A Rainbow Palette
BY Marcella Echavarria | November 17, 2010
Ecotintes’ Future of Color
The range of shades, the shine and unique warmth of natural colors cannot be achieved with industrial colors. Beyond their esthetic qualities, natural colors respect nature and people. Ecotintes leads a natural color movement from Perú.
Ricardo Calmet spoke with HAND/EYE Magazine from his home in Chancayo in the north of Lima. An agrarian economist from the Universidad Agraria in Lima, Calmet joined forces with his daughter Daniella, a biologist, and his son Rodrigo, a zoologist, to create Ecotintes in 2007. The Calmet family is passionate about nature, agriculture, pre-Columbian traditions and Peru’s white gold, or cotton, and they created this unique company that mixes tradition, research, innovation, and sustainability.
Ricardo is in charge of the equipment and sourcing the supply of good quality cotton fibers. Rodrigo does the administration side of the business and leads the projects related to animal fibers specially camelids (llama, alpaca, guanaco), sheep, rabbit and angora.
While Daniella is responsible for developing the colors in the lab, making samples and testing. Her main challenge is to achieve consistency by standardizing natural colors, which is a new territory since science and technology need to catch up with natural colors, which have been abandoned since 1900 when the anilines invaded the market.

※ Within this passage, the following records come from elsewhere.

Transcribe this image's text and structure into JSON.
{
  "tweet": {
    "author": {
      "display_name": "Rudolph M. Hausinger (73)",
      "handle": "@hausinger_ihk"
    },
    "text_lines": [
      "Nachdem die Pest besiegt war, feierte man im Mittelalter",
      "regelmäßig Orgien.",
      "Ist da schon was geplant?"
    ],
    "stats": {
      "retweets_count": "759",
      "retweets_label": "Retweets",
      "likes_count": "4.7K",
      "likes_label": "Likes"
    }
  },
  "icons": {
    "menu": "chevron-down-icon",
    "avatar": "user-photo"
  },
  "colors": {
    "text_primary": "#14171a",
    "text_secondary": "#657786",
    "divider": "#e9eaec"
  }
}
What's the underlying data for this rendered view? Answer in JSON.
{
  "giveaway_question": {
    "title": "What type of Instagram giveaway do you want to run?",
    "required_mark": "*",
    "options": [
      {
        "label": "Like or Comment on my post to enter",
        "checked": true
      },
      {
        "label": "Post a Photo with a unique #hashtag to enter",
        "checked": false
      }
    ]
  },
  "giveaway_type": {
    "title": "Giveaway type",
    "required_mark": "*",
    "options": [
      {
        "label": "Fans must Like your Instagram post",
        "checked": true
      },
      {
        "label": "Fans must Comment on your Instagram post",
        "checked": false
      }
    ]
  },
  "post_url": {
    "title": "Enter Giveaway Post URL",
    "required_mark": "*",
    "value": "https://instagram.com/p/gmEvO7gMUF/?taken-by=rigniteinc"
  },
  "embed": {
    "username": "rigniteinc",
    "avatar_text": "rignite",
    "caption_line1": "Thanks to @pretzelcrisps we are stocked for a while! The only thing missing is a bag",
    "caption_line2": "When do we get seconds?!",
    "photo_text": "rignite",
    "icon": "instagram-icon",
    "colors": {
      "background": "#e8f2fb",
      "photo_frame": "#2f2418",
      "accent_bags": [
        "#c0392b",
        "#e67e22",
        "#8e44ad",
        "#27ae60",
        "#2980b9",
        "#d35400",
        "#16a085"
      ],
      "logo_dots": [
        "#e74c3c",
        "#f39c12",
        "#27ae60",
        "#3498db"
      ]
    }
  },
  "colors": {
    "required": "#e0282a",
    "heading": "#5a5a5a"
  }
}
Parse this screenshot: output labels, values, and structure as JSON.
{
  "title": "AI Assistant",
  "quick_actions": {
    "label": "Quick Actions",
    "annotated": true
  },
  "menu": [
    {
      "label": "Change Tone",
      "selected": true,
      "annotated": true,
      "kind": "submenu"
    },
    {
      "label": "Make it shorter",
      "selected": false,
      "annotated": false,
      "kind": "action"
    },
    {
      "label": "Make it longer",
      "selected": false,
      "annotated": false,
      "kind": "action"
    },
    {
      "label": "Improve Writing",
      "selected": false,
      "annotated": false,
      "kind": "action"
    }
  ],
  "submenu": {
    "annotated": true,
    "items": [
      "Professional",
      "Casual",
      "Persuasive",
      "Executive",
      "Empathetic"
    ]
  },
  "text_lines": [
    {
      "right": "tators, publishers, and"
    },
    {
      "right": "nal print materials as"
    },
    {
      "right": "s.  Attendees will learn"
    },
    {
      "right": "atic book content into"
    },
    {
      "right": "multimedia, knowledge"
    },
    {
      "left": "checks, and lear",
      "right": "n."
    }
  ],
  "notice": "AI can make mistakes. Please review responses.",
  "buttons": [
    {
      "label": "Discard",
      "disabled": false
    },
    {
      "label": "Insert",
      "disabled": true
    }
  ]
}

Ecotintes consists in providing local and international companies with the service of dyeing yarns or finished products with organic natural colors of the highest quality. Clients include Loomstate, Lutz and Patmos, Inca Tops, Naturtex and many companies from Europe, Asia, the US and South America.
There are several secrets for the success of Ecotintes. One of them is their location: their workshops are located by the Chancay River and their land has the luxury of having its own natural water source, a key requirement for the dying process. They also have the “chacras” where they have the magic coloring plants which include indigo to obtain blue; a native of Perú, molle Schinus molle, to achieve all shades of yellows; and for the reds, cochinilla for carmine and rubia tintoria alizarina brought from Turkey, and now grown in Calmet’s chacras. Red is one of the most challenging colors to achieve and one of the most expensive. In fact, the price of carmine has increased 5 times in the last year and it costs 100 dollars per kilo. This is due to the high demand of this mineral for the cosmetic industry. Other plants used to achieve darker shades include nogal, marañon, and tara. To fix the colors, baking soda, iron sulfate, milk, urine, and cow dung are used depending on the polarity of the fibers that are being dyed. Ecotintes does not use any toxic substances like chrome, zinc or copper. The entire process is biodegradable.
Another secret for Ecotinte’s success is the way the family has the business structured: they produce on demand and have the capacity to work with small and medium quantities. They do not have to keep up with the pressure of continuous production. Instead, they can produce lots of 10 kilos and on a busy month, they can reach 2-3 tons of dyed yarn. The entire process is manual, which provides employment for people in the area. For Ricardo, color is a universal concept that embraces all the steps in the value chain from the farmer, to the spinner, the women who do the dying, the drying, packaging, the designer and everybody involved in the process. This sustainable approach stands in contrast to the regular industrial fashion industry where the revenues are concentrated in the latest part of the chain.
Pima and Tanguis cottons, both native of Perú, have great affinity to the natural dyes. According to Ricardo, one of the consequences of the recession is that a lot of brands are opting for low quality cotton which in many ways means genetically modified fibers. This has an impact on the way colors behave when applied to low quality fibers.
Perú’s climate allowed for the preservation of very old textiles that can be witnessed at Lima’s museums, particularly at Museo A Mano, which specializes in pre-Columbian textile arts. Perú is blessed with an exuberant biodiversity, which was used by the ancestors to tell their stories and rituals in powerful textiles. Perú’s textile tradition is a well-kept secret that the world has yet to discover. High quality cottons like Tanguis from Cannete valley and Pima as well as camelid’s fibers such as vicuña, alpaca and llama, have been hand spun for centuries in rural areas and survive as testimonies of a centuries old tradition that needs to continue.
During the 1900s the invasion of chemical dyes affected the textile industry profoundly. Its chemical components derive from petroleum and are not renewable or biodegradable. The greatest effect had to do with the fact that research and experimentation with natural colors did not happen for a century. Ecotintes strives to fill this void with a serious research methodology, a constant search for documents, recipes, alchemical formulas and a permanent hands-on approach towards the creation of the colors of the future.